Material provided

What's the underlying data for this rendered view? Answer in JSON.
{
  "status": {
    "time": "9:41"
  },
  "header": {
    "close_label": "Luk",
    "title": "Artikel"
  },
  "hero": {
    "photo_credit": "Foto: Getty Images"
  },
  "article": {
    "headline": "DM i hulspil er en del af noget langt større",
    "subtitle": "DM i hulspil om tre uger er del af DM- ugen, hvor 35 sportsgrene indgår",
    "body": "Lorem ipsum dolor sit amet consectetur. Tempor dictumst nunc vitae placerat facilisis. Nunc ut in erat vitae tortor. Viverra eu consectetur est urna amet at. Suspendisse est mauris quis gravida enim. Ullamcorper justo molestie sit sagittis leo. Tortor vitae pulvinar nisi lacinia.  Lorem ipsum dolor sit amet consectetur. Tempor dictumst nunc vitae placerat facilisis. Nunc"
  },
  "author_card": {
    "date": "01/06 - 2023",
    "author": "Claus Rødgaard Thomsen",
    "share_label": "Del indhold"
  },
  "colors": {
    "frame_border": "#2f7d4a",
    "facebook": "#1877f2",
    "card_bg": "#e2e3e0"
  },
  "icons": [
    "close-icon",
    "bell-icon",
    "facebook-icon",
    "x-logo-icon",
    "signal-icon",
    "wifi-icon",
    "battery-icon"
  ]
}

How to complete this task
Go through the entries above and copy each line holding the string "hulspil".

Solution to this task
    "headline": "DM i hulspil er en del af noget langt større",
    "subtitle": "DM i hulspil om tre uger er del af DM- ugen, hvor 35 sportsgrene indgår",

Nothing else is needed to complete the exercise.